MIGS Malaise – Giving hope to those who need glaucoma MIGS treatment options
If you are missing out on MIGS as a glaucoma treatment option, express your concern to the Federal Health Minister.
Maintaining Safe Driving Habits
If you notice changes in the way you drive or have wondered ”Am I a safe driver?”, the following may be useful to consider to protect you and others on the road.
Driving in Australia – Glaucoma Considerations
Make sure you are informed about the driving rules and regulations in your state. Some health conditions, including glaucoma, can affect our ability to drive safely and drivers are legally responsible in all States and Territories for reporting a medical condition that may impair/affect their ability to drive. There are State/Territory differences in when and what vision tests, medical assessments and road tests are employed to assess fitness to drive.
The risk of intraocular pressure elevation caused by wearing swimming goggles. Check out the research and the most up-to-date recommendations to minimise the risk of glaucoma worsening by using swimming goggles.
Family History and Glaucoma
What we know about glaucoma running in families. Much work has been undertaken to unravel which specific genes are involved in the various types of glaucoma and the importance of family history.
Improving Quality of Life for Patients
How researchers are looking to improve the day-to-day experience of people with glaucoma. Having glaucoma can impact a person’s quality of life, making them less likely to lead a happy and fulfilling life, even in the early stages of the disease.
Glaucoma Research Update: The Year in Review (2015)
2015 proved to be a busy year for glaucoma research, highlighted at both the Association for Research in Vision and Ophthalmology (ARVO) meeting and the World Glaucoma Congress. In addition, one of the main outcomes was the consensus to finalise the new Asia Pacific Glaucoma Guidelines (third edition) due for launch in mid-2016, which will guide glaucoma management across the region over the next few years.
It’s Okay to Ask Your Doctor: “Did You Wash Your Hands?”
The standards of care around handwashing for medical professionals.
It is vital that health care providers wash their hands frequently because this can prevent the spread of bacteria and viruses that cause disease and even death in patients.
Collaborative Care of Glaucoma Patients Between Ophthalmologists and Optometrists
Optometrists and ophthalmologists are working more closely together to ensure timely delivery of eye healthcare
Online Eye Examinations
Opternative is an online - do it at home - refractive exam using a smart phone or computer.
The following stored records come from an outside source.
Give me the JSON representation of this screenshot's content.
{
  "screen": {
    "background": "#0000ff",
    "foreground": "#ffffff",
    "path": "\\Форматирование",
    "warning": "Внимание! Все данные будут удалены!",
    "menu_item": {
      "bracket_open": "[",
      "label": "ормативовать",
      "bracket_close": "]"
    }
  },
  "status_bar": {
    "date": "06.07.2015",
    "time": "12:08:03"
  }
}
It operates in 31 US States and the company are intending to expand into Australia at some stage. They claim that it is “as accurate as an in-person refractive eye exam” and quote this clinical study:https://www.opternative.com/clinical-study Opternative limits its App to users who are 18 to 40 years old. The free test yields the results and tells you to contact a local eye care professional. The venture-funding will be used to invest in R & D to develop the app for the over 40s and an ageing population. See for yourself at https://www.opternative.com
Bright Light and Caffeine Improve Driver Alertness
According to a Queensland University of Technology study caffeine and blue-green light have significant effects on improving the driving performance of chronically sleep-deprived young people. A media release from QUT’s Centre for Accident Research and Road Safety states that the study tested the use of bright light using commercially available light glasses that emit a shortwave blue-green light and using caffeinated chewing gum.
Drivers given caffeine alone or with the light glasses had decreased side to side movement of the steering wheel and vehicle, indicating better control and higher alertness when using a driving simulator.
Making Australians More Aware of Their Eye Health
A national consumer eye health awareness campaign aimed at making Australians more aware of their eye health has been launched by Optometry Australia. The Good vision for life campaign will highlight the need for regular eye examinations throughout life and will promote the role of optometrists in preventative eye health care. The campaign is focusing on the six million Australians aged 40-59 years, particularly on women in that age group.
New Tactile Five Dollar Note Released
The Reserve Bank of Australia has released the next generation $5 banknote, which features a ‘tactile’ bump that can be used by those vision impaired to confirm what note they have. The rest of the banknotes are planned to have a tactile feature in time. The new tactile $10 note is planned to be released in September 2017.